Even though stress is unfortunately common, it can have a major impact on health, wellness, and the menstrual cycle. A 2010 study of over 1,600 working women found that stress at work and in the family was associated with menstrual problems in around 60 percent of participants. And a 2015 study of 100 medical students aged 18 to 23 and a study on Taiwanese nurses found that high stress levels are associated with irregular menstrual periods.
There are certain medications that can also cause period symptoms, but no period. For instance, these medications affect hormone levels that can affect the menstrual cycle:
- Hormonal contraceptives
- Hormonal medication for endometriosis treatment (leuprolide)
Hormonal birth control, such as the pill or injection, contains synthetic hormones that help regulate your cycle and prevent pregnancy. If you’ve recently started taking a new form of birth control, it might take your body some time to adjust. Usually, this adjustment period lasts from a few weeks to several months. During this time, it’s common to skip a period, experience irregular periods, and have period symptoms without menstruation.
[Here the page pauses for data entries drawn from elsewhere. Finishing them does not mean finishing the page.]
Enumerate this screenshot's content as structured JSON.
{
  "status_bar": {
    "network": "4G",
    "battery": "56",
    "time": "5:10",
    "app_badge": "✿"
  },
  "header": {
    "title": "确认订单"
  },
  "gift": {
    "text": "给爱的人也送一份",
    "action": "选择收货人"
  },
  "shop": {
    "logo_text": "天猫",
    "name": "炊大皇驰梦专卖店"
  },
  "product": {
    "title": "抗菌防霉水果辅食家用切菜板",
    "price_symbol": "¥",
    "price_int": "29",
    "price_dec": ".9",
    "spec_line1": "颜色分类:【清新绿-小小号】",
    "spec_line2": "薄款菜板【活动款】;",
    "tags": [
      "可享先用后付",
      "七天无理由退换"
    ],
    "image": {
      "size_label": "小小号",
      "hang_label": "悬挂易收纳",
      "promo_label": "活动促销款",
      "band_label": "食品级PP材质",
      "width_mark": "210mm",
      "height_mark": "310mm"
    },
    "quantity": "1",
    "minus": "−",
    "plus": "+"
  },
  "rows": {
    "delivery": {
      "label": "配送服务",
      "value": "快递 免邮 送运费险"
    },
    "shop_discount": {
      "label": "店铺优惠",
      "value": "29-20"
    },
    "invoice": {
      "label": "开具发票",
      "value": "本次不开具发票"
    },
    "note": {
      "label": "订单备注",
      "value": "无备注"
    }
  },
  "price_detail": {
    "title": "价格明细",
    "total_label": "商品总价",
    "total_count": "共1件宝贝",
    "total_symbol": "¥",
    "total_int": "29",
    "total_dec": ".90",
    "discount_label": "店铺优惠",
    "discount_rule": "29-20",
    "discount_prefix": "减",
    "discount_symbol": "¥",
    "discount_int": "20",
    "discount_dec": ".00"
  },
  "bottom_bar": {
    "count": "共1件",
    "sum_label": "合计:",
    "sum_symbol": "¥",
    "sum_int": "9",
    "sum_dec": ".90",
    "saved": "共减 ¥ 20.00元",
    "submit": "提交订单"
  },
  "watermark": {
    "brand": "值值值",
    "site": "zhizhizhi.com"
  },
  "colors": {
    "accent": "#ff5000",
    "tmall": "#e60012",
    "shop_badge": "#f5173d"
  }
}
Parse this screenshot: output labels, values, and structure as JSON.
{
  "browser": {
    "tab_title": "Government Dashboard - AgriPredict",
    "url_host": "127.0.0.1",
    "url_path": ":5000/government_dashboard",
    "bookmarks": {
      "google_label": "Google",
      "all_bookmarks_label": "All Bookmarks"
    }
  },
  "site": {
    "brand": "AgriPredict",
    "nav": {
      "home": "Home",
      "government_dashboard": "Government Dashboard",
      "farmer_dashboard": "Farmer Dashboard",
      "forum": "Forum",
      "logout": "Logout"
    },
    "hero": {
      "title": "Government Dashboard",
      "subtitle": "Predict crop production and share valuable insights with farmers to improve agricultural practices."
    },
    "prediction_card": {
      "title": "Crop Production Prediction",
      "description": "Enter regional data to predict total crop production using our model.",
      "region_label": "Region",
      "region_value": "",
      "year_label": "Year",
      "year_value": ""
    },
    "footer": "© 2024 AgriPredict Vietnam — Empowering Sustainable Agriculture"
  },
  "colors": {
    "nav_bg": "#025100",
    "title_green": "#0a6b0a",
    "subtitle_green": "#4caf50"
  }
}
Additionally, when you’re coming off birth control, you may experience similar effects.
And here are some drugs that can disrupt the menstrual cycle as a side effect:
- Recreational drugs
- Psychotropic medications (such as antidepressants)
- Blood pressure regulators (such as methyldopa)
- Anti-nausea medicine (such as metoclopramide)
Polycystic Ovary Syndrome (PCOS)
Polycystic Ovary Syndrome (PCOS) is a disorder associated with hormonal imbalances. PCOS can cause the body to produce more of male androgen hormones, which can cause various issues. One of them is difficulty regulating the menstrual cycle, resulting in skipped, irregular, or late periods.
If you suspect you might have PCOS (common symptoms include excess body hair, male pattern baldness, irregular periods, and acne), it’s important to see a health care provider for consultation.
The thyroid gland regulates many metabolic and hormonal functions, including body temperature, heart rate, menstrual cycle, and more. But nutritional deficiencies, stress, autoimmune diseases, and other things can disrupt how the gland functions. There are two different conditions that might trigger menstrual disturbances: underactive and overactive thyroid.
It’s important to remember that having period symptoms but no period doesn’t necessarily mean you’re pregnant. There are a variety of reasons you might miss a period or experience a delayed period. Taking a home pregnancy test about five days after you were expecting your period can help you figure out what’s going on, as can listening to your body and the clues it’s giving you. From there, you can do what’s best for you, your health, and your life.